Spencer… hard to say exactly since I’ve never run in the Fireblade. They are both very low-profile designs, but the Crosslite has oodles more traction. I wish I could say more though. Sorry.
Jason… Nice write up.
I’m very interested in how they’ve held up over the past months and if your personal thoughts toward the Crosslites are still glorious. I just tried on a pair yesterday, wonderful glove like fit, and thinking about getting them for trekking around the Bellingham area terrain.
James: I passed these shoes along to a friend of mine who has now run hundreds more miles in them. The other day I saw which shoes he had along for his run… the Crosslites. He loves them and says they are still going strong.
Can anyone provide another durability report on these? I had the Salomon SpeedCross 2 and they wore out VERY fast. Not just the sole (which is expected due to the soft grippy rubber) but also the uppers, which became unstitched, etc…
“Should you need to replace the laces, re-lacing these could be a chore, but hopefully that doesn’t ever happen.” It does happen. Happened to me. Re-lacing is just flat out impossible. If your laces break, you have two choices: one, buy new shoes, two, cut out the scree guard, which I ended up doing. I wish they modified the design to make it possible to replace laces somehow. But I ended up buying these shoes again, as I can’t find any other shoe with comparable fit and traction.
Dang! I thought it would be tough, but not impossible (as it turns out to be). Bummer about having to cut out the scree guard. Did you contact La Sportiva directly for suggestions before performing surgery? If so, what did they say?
With it being so involved, it would seem like they would re-lace them for you somehow. It looks like you’re back for more, in spite of it all.

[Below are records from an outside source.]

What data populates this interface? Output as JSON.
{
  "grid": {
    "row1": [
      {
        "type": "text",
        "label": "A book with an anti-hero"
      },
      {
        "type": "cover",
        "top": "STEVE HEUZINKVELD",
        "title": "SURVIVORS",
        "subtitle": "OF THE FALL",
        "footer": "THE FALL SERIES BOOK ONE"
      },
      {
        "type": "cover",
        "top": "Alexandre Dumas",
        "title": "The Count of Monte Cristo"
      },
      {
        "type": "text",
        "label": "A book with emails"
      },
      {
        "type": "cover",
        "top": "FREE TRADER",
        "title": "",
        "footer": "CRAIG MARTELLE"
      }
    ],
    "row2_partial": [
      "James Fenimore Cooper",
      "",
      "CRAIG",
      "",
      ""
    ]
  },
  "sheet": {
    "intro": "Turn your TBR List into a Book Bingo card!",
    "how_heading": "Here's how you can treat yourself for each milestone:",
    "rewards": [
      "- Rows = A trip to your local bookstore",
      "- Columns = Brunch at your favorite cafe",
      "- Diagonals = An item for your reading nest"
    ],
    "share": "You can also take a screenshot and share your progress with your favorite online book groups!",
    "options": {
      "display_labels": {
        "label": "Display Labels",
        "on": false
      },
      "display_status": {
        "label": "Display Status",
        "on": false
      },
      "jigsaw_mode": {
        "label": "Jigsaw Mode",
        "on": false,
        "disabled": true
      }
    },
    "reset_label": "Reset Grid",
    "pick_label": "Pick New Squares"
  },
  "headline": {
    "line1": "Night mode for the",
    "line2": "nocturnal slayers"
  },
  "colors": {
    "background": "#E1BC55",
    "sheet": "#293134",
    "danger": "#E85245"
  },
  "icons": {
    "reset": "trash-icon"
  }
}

I thought about calling La Sportiva, but the shoes are already near their death throes anyway, so it did not seem worth the trouble. With new laces I might get some 50 more miles from them and then it’s time for shoe heaven. This is my 4th or 5th pair of this shoe and in the previous pairs I wore the sole bare, with the top of the shoe and laces still in good shape. So overall the laces seem strong enough, I’m not complaining.